Exercise brief
Restate the records that follow word for word. Omit the images.

Provided data
# # # # #
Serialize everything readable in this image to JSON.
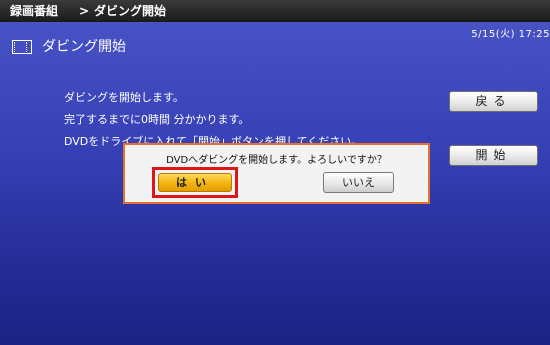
{
  "breadcrumb": {
    "parent": "録画番組",
    "separator": ">",
    "current": "ダビング開始"
  },
  "status": {
    "datetime": "5/15(火) 17:25"
  },
  "header": {
    "title": "ダビング開始",
    "icon": "film-icon"
  },
  "main": {
    "messages": [
      "ダビングを開始します。",
      "完了するまでに0時間 分かかります。",
      "DVDをドライブに入れて「開始」ボタンを押してください。"
    ]
  },
  "buttons": {
    "back_label": "戻る",
    "start_label": "開始"
  },
  "dialog": {
    "message": "DVDへダビングを開始します。よろしいですか？",
    "yes_label": "はい",
    "no_label": "いいえ"
  },
  "colors": {
    "background": "#3640b5",
    "dialog_border": "#e8702a",
    "highlight": "#e0151a",
    "yes_button": "#f2b411"
  }
}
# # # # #
Task solution
Serialize everything readable in this image to JSON.
{
  "breadcrumb": {
    "parent": "録画番組",
    "separator": ">",
    "current": "ダビング開始"
  },
  "status": {
    "datetime": "5/15(火) 17:25"
  },
  "header": {
    "title": "ダビング開始",
    "icon": "film-icon"
  },
  "main": {
    "messages": [
      "ダビングを開始します。",
      "完了するまでに0時間 分かかります。",
      "DVDをドライブに入れて「開始」ボタンを押してください。"
    ]
  },
  "buttons": {
    "back_label": "戻る",
    "start_label": "開始"
  },
  "dialog": {
    "message": "DVDへダビングを開始します。よろしいですか？",
    "yes_label": "はい",
    "no_label": "いいえ"
  },
  "colors": {
    "background": "#3640b5",
    "dialog_border": "#e8702a",
    "highlight": "#e0151a",
    "yes_button": "#f2b411"
  }
}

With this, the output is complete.